But, we’re interested in more than a glimpse of Death Valley and I notice in small italics Death Valley Road. I look it up online, and it is a 72 mile stretch of road that is not regularly maintained and at the 5 mile mark, it turns into a rough, paved road. I’m also told that the 72 mile drive takes upwards of 3 hours and that it will take us through the Saline Valley, Eureka Valley and ultimately Death Valley itself – all part of Death Valley National Park. This sounds “cool” to us and we decide we’re up for the challenge. Besides, what are Jeeps for?
The website warns us to gas up, check our tires, take plenty of water, and be aware that there won’t be any service amenities for the next 100 miles. So, we fill the Grand Cherokee’s 24.6 U.S. gallon tank (I had to figure this out in order to know how much gas to pre-pay for at U.S. gas stations) in Big Pine, go back to the north end of town (which takes about 45 seconds) and head east on Highway 168 toward the junction of Death Valley Rd.
As we make our way across this short stretch of highway we see a plaque on the left that marks the site of Zurich, a long ago abandoned railroad station on what was once the Carson and Colorado line. Traces of buildings can still be seen. Shortly beyond that we spot a yellow sign that says we have reached the beginning of our Death Valley Adventure. A few yards further and there is another sign telling us that this infrequently travelled and rough road we’re about to take is in fact open, as are a number of 4-wheel drive offshoot roads that branch off into other parts of the Valley.
Even though Death Valley is below sea level (at it’s lowest point it is 282 feet below sea level, the second lowest spot in the Western Hemisphere after Laguna del Carbon, Argentina which is 340 ft below sea level), Death Valley Rd. greets us with a climb up through the Inyo/White Mountains to over 7,000 feet. My online travel guide tells me that we are surrounded by basalt cinder cones, ancient lake-beds, and fossil-rich layers of limestone and dolomite.
At one point we passed through the narrowest of canyons where the layers of rock have been wildly contorted by earthquake faults. At about the 16 mile mark of Death Valley Rd, we topped the crest of the Inyo/White range and we noticed a distinct change from the sagebrush-dominated landscape to one of rangy creosote bushes, and bizarrely-shaped Joshua trees.
Finally, at around the 30 mile mark of our 72 mile adventure, we began to descend into the north end of Eureka Valley, which is home to the highest sand dunes in California – the Eureka Dunes.
Just at the end of this part of the road, there is a turnoff to the dunes. A sign describes it as 10 miles of rough, bumpy dirt road.
We take pictures of the dunes in the distance, and decide to move on.
The road climbs again as we leave the Eureka Valley and we drive up through Hanging Rock Canyon and into the Last Chance Range. More twisting dirt roads, and a landscape that is now becoming very familiar to us.

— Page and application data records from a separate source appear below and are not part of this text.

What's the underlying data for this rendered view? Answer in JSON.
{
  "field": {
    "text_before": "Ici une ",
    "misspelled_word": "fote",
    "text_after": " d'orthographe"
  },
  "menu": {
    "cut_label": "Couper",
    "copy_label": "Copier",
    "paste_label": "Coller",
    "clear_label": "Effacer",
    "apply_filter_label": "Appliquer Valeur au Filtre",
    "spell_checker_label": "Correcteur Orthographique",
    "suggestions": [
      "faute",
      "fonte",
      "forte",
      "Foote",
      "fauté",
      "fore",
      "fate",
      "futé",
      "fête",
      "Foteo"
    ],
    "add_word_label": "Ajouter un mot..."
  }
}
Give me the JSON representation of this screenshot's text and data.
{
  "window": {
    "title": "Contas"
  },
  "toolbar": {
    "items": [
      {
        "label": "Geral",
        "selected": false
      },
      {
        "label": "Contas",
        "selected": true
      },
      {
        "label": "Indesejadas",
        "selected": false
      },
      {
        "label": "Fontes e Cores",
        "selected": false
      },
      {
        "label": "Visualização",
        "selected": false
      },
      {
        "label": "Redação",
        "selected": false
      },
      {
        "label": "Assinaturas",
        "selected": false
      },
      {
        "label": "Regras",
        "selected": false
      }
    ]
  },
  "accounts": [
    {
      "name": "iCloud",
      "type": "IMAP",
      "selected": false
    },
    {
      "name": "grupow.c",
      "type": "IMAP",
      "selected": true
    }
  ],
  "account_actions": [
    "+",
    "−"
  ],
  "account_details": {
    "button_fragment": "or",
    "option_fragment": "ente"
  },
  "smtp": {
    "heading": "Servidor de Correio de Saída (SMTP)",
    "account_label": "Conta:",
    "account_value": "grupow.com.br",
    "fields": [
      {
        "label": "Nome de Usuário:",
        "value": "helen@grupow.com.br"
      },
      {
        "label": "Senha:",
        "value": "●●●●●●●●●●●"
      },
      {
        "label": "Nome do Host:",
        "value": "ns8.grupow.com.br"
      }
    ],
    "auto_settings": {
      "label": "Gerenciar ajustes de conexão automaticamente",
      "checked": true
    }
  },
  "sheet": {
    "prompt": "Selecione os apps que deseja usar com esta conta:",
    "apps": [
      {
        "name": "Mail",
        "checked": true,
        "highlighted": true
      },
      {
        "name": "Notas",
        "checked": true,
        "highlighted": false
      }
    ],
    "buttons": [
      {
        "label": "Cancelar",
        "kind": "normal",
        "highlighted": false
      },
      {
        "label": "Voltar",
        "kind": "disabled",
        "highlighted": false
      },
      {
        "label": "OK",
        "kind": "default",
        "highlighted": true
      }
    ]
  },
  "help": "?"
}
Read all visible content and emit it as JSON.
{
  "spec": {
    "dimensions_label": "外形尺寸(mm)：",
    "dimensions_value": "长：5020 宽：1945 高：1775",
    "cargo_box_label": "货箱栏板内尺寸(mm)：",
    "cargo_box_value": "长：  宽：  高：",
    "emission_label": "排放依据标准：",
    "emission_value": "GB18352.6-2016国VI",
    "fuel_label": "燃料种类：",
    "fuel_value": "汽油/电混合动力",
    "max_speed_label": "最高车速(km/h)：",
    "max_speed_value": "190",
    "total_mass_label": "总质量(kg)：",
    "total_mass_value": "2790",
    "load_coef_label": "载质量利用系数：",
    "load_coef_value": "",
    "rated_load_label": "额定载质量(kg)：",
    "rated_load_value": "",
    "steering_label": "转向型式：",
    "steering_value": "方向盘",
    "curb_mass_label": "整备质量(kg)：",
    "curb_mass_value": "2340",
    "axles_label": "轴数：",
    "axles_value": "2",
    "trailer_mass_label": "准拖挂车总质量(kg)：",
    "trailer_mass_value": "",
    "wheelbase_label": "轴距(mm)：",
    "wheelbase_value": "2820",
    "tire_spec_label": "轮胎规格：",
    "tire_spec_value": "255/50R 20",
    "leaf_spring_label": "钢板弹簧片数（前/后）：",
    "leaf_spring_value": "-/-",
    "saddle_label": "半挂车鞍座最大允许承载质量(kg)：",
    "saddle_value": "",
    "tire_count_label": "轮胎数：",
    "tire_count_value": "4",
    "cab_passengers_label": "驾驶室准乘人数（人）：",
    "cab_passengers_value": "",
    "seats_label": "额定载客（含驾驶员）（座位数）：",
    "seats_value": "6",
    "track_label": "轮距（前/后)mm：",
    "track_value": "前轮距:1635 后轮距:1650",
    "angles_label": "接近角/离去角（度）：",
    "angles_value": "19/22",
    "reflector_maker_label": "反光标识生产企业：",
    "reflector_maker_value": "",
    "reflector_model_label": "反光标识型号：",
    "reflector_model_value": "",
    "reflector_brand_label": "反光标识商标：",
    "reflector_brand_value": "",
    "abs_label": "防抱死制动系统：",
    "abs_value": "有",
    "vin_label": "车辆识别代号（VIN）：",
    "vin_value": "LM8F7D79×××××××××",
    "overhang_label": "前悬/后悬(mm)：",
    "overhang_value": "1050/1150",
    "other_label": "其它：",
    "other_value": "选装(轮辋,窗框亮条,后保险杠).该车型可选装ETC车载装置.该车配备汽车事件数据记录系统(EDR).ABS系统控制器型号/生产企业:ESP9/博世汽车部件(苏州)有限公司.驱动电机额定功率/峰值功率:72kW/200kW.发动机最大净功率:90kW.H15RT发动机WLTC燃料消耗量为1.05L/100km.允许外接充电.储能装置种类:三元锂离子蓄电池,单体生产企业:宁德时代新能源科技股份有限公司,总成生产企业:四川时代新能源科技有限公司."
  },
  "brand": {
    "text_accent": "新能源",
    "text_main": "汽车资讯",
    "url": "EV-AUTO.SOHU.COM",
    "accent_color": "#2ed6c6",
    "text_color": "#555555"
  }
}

Finally, we come to a small rise in the road, and then below us is Death Valley. Wow!
We descend down a very rough rocky road to the base of the mountain where a sign tells us that we are at Crankshaft Junction, marked by what else, a bunch of rusted old crankshafts.
The road now turns due south and with temperatures climbing up to 26 Celsius we kick up an endless tail of dust as we traverse a bone-dry dirt road riddled with pot holes, dried out stream beds (from flash flooding), and the occasional tumbleweed that blows across our path. It is one long straight stretch of road (roughly 20 miles), and we can just see the heat rising off the ground, and it is only March!
The predominant colours of the Valley are browns, and greens, but every so often, we’d be surprised to see a cactus in bloom, wearing a subtle shade of red.
We didn’t encounter any rattlesnakes or coyotes, nor did we find any old animal skulls lying along the side of the road. What we did see was a whole lot of parched and cracked earth, and on three separate occasions and off to the side, we spotted “dust devils” (also known as dust whirls). They are basically mini-tornados or whirlwinds that in our case didn’t amount to much and probably weren’t more than a few metres wide. They apparently form as a swirling updraft under sunny conditions during fair weather – exactly we had on this day.
During our entire time in Death Valley, we only encountered one other car. We were awestruck at the vastness of it – untouched, uninhabited, and in an eerie kind of way, quite beautiful.
We finally reached the end of our 3 hour trip at a junction with a paved road (yay!) that directed us to head 3 miles west to Ubehebe Crater.